Despite looking cool, the SportClassics weren’t attracting younger riders and instead an older generation of Ducati fan was left to take them on test rides. These riders didn’t appreciate the Sport or Smart’s low clip-ons bars so aging wrists and creaky knees complained bitterly. Ducati responded by re-positioning the bars on the Sport, but the warning signs were there for all to see. Would the next SportClassic be the range’s saviour?

A year after the Sport was unveiled, Ducati released the GT1000. Taking inspiration from the 1971 750GT, this SportClassic introduced a more relaxed riding position with flat bars, twin chrome pipes and a spacious rider/pillion seat. This was the bike the older SportClassic fan was waiting for, however by this time Ducati had teased them for too long and they had run out of patience. Even the introduction of the Sport 1000S, which was essentially a cheaper Smart bike, wasn’t enough to save the SportClassic range and in 2010 production was stopped. Which is when, ironically, the market started to develop…

Ducati's GT1000, inspired by the 1971 750GT

To be brutally honest, when talking a future investment and buying to make money that boat has well and truly sailed for the SportClassic range.
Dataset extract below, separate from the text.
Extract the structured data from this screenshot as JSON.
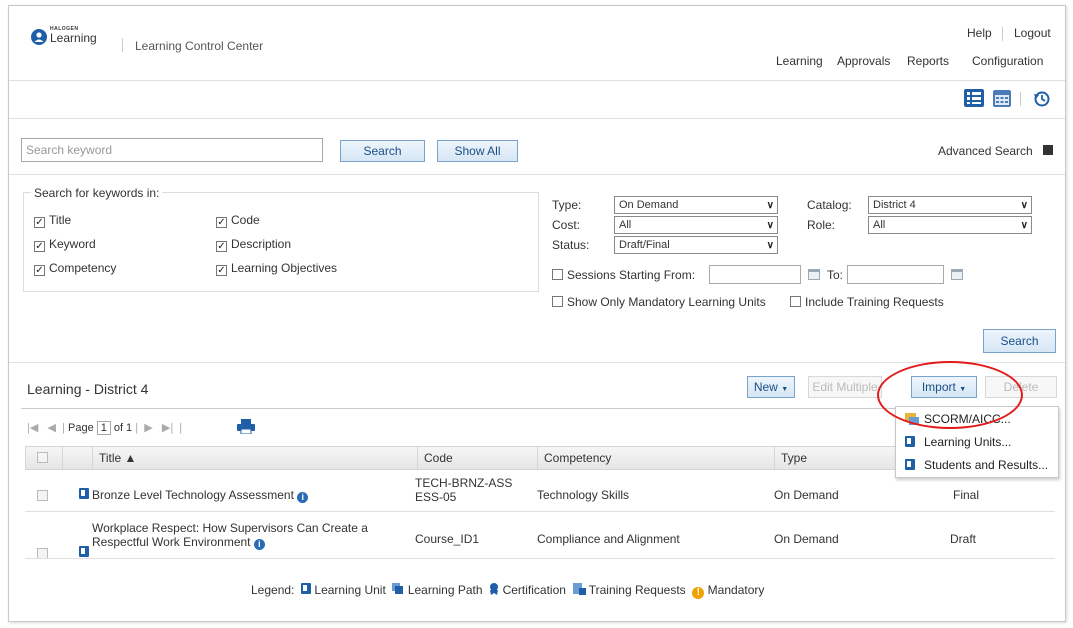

If you were after one in 2009 you could have had your pick for under £4000, nowadays you will be lucky to find one for anything less than £6000 and if you want a Paul Smart rep then brace yourself for a shock. However what a dealer wants and what they get are two very different things and the arrival of the Scrambler will be causing a degree of concern within showrooms.

The SportClassic range owes its inflated price tag, not to mention its initial failure, to fashion and if you live by the sword you also die by it. Fashion conscious buyers won’t be bothered by the SportClassic’s extra 200cc over the Scrambler and may even be put off by its styling. The GT1000 is quite subdued and while the Sport 1000S is bang on current cafe racer trends, the standard Sport is a little wide of the mark. The problem for anyone trying to sell a SportClassic is that Ducati are now offering a cool looking brand new retro bike with an affordable finance package and easy customisation. If you weren’t really ‘into’ bikes in a geeky way, would you pick a ten-year-old used Ducati over that? And Ducati has also announced they are expanding the Scrambler range even further, it doesn’t take a genius to work out a cafe racer must be in the pipeline.

Ahead of its time: Sport1000S

At the moment used dealers are chancing their arm, hoping that fashion will blind buyers and encourage them to pay over the odds for a SportClassic. But this situation won’t last. If you have a SportClassic and are considering parting with it then cash in now and be happy your investment has paid off. However if you are in the market for a used one the best advice is to hang on as it looks like the SportClassic bubble has burst thanks to Ducati getting their timing bang on this time around with the Scrambler.



 Air-cooled, 4v, desmo V-twin


 92bhp @ 8,000rpm


 67.3lb.ft @ 6,000rpm



 Original price

 From £6995 - £9495


Ask the experts:

www.madeinitalymotorcycles.com - Made in Italy specialise in rare Italian motorcycles and if anyone can locate a SportClassic, or even an original 1970s Ducati, they can.

http://www.ducati.ms - An active Ducati forum with a section dedicated to the SportClassic range. Bikes occasionally pop up for sale here.

Do you own one? Did you own one and regret selling? Tell us your story.